DERBY, ENGLAND, JUNE 21: Ben Spies will start his first grand prix from the third row of the grid after a sterling eighth place qualifying run in the rain at Donington Park, site of Sunday’s British Grand Prix.

After a Friday spent learning the track, the bike, and the tires in the sunshine, Spies awoke to gray clouds and a persistent drizzle. Both the morning and the afternoon sessions were held on the cold, wet 2.5-mile circuit, which is known for its treachery in inclement conditions. But Spies was undaunted, saying that Donington Park in the rain is “ten times better than Road America.”

Rather than be discouraged, Spies said when he woke up that he "was thinking I get to learn another bike in the rain and tires in the rain too. I think from my lack of track knowledge, because you can’t ride the bike 100% (in the rain), I figured it would be a little more even playing ground.”

Spies took full advantage of the rain experience, despite never having ridden on Bridgestone rain tires. He was third during the morning session before finishing tenth fastest. Spies said if you put together a lap from his best splits he would have been sixth fastest in the morning, an impressive debut considering the various obstacles he’s had to tackle. In the afternoon, he was consistently around the top ten, finishing eighth.

Though not unhappy with his grid spot, he thinks he left a second on the race track, just from lack of experience and a comfort level that didn’t allow him to push.

Spies said he wasn’t too nervous going into the session. “I get more nervous on the Superbike in the AMA, just because I know we’re always trying to be first or second,” he said.

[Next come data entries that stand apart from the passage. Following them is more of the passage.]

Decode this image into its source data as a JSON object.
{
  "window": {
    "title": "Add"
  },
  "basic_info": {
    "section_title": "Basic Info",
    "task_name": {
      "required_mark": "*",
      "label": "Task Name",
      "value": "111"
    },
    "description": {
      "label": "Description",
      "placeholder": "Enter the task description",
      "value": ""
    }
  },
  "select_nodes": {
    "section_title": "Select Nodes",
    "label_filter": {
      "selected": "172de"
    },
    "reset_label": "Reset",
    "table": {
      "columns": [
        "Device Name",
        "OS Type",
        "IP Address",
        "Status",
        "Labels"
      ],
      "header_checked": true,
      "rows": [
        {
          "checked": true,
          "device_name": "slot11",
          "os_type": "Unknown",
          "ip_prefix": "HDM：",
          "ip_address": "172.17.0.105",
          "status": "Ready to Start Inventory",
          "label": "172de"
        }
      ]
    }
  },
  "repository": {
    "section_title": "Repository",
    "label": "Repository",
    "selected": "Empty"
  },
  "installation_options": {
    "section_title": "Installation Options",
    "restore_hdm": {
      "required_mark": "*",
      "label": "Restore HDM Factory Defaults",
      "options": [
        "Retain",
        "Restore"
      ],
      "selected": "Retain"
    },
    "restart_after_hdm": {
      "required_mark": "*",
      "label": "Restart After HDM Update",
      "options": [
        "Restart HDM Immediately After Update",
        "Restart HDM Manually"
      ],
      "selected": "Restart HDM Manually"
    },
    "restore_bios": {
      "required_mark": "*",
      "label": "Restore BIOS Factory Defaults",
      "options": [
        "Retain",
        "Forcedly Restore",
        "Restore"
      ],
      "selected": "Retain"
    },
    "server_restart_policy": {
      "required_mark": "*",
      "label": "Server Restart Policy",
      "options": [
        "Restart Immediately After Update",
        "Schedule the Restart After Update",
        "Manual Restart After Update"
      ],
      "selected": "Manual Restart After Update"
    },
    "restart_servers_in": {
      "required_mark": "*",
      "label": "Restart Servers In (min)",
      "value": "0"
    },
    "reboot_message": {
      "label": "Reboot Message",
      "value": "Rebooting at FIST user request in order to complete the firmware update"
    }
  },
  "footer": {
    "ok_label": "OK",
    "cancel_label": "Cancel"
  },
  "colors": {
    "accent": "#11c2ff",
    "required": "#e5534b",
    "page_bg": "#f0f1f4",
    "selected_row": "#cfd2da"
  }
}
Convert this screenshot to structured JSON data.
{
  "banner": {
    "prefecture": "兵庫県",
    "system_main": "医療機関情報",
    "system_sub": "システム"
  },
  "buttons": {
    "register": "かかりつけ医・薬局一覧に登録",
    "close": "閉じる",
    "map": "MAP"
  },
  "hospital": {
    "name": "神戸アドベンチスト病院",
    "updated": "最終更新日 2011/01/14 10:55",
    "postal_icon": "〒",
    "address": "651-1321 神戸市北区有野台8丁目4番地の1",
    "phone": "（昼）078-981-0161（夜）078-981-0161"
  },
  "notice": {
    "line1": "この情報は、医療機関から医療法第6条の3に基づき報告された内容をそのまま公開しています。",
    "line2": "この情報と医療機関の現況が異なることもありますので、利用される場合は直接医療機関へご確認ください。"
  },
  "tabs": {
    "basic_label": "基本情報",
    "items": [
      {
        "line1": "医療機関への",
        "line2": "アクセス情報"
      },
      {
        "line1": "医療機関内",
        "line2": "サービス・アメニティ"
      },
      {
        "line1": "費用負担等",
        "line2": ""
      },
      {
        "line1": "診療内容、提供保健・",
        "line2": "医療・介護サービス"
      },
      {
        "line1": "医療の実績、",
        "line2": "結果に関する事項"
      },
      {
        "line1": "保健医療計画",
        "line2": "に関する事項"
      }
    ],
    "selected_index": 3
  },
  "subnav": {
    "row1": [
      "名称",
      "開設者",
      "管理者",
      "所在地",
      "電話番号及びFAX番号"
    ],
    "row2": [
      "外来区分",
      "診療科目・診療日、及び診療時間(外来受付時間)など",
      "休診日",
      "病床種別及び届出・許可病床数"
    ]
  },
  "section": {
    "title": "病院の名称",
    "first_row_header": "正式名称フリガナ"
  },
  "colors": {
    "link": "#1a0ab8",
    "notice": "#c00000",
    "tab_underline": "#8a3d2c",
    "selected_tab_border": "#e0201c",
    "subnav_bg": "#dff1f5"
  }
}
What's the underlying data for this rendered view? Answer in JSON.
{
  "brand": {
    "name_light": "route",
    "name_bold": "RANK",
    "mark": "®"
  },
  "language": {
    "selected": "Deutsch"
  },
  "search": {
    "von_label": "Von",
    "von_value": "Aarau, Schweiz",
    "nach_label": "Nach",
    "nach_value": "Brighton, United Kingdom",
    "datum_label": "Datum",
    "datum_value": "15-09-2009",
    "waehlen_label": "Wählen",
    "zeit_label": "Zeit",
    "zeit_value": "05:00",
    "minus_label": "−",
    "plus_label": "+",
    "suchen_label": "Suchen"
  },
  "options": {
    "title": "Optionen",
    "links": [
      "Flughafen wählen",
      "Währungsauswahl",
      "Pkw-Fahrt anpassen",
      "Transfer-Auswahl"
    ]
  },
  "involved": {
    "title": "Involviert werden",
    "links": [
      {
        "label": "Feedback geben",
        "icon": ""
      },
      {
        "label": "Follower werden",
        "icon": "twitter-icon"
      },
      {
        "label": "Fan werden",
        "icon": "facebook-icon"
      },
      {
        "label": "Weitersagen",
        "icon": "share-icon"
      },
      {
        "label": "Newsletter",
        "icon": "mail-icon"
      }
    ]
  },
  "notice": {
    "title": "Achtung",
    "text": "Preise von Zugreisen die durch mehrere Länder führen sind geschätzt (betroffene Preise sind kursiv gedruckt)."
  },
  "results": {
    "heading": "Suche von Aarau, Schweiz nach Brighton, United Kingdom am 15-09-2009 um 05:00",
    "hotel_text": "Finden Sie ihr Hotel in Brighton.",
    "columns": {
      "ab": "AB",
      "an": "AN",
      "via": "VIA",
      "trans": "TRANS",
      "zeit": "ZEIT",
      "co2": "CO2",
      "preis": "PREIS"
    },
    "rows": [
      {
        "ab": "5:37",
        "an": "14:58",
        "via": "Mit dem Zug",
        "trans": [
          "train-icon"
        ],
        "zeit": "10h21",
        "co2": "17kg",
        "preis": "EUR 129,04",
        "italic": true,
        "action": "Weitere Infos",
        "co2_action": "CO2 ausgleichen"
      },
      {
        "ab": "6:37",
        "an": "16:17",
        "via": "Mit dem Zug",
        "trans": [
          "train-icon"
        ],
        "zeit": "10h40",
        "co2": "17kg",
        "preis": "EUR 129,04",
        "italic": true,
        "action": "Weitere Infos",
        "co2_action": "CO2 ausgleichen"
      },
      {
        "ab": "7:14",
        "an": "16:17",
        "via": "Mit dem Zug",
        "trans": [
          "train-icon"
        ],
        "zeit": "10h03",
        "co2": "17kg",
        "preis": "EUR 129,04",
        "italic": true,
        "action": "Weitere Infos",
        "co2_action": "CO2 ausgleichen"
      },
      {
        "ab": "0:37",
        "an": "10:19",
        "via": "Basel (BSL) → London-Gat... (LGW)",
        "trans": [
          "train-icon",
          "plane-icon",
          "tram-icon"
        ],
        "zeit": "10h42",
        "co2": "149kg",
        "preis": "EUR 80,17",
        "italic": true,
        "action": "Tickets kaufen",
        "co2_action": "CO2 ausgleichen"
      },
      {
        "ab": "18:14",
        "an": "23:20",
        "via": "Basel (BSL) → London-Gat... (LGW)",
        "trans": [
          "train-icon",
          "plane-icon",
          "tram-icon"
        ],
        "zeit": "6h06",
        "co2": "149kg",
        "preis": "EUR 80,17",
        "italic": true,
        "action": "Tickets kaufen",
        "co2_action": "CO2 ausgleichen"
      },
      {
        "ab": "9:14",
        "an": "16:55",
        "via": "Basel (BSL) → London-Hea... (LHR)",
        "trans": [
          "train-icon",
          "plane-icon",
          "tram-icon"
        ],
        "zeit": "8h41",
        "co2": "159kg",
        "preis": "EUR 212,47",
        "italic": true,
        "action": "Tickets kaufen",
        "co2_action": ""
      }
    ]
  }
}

That’s where he’s accustomed to finishing in the race, but it won’t happen this weekend. The weather forecast for Sunday has now gone from wet to dry, which means that Spies will go into the race with one day of track time in either condition. The lack of dry track time is more problematic.

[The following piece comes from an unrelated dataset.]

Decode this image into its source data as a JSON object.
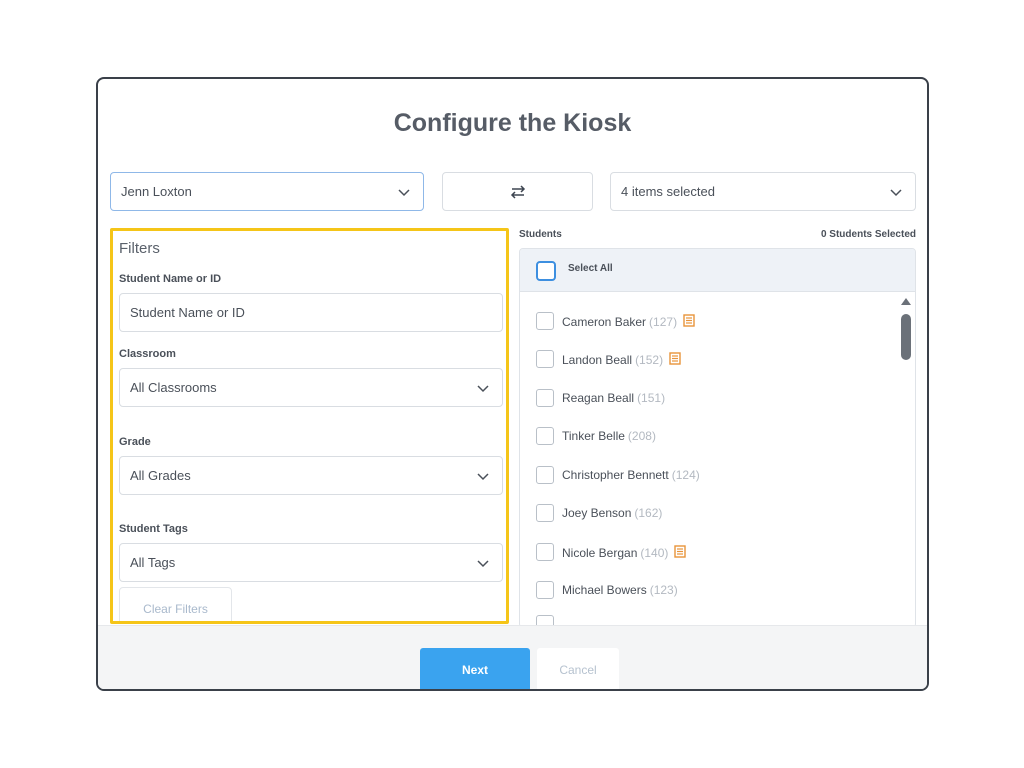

As for a prediction, Spies said, “a win for me would be like a top ten. In the wet, I think it’s very possible. It’s still going to be tough. In the dry it’s a different story, just because we missed all today for dry time to start really sorting the bike. So it’s definitely going to be tough.

“We’re basically, only going to have, if the race is dry, one day on the track. So it’s going to be hard to do very well, but we’re still going to try. I think riding in the rain helps me on the bike, because in the dry I wasn’t comfortable with the track and the bike enough to push it to start getting the bike out of shape and have some slides and some moments and know how the bike reacts. And after riding in the rain you have these slides in every corner of every lap basically. At least I know how the bike reacts, where it gets upset and stuff like that, so I can definitely face it in the dry.

“For me, we’ll be faster and be a whole lot better. I still don’t know if it’s good enough to be top ten for our first race. But even if we’re not I don’t think it’s so bad.”

Just as the day was ending he said he was “starting to get comfortable now. Now that the pace got slowed down, it was easy to really learn the track and get comfortable and hopefully that’ll transfer to the dry and be back up in there. But like I said, it’s going to be tough. In the dry, that’s where you really knowing the track helps out a lot more. That’s where we’re lacking. But at least we showed we’re a little more even now. We were up there and we’re in a good position. So hopefully we can continue that and do pretty good tomorrow.”

MotoGP News

Henny Ray Abrams | Contributing Editor

Abrams is the longest-serving contributor at Cycle News. Over the course of his 35-some years of writing and shooting photos, he’s covered events from MotoGP to the Motocross World Championship - and everything in between.

Comments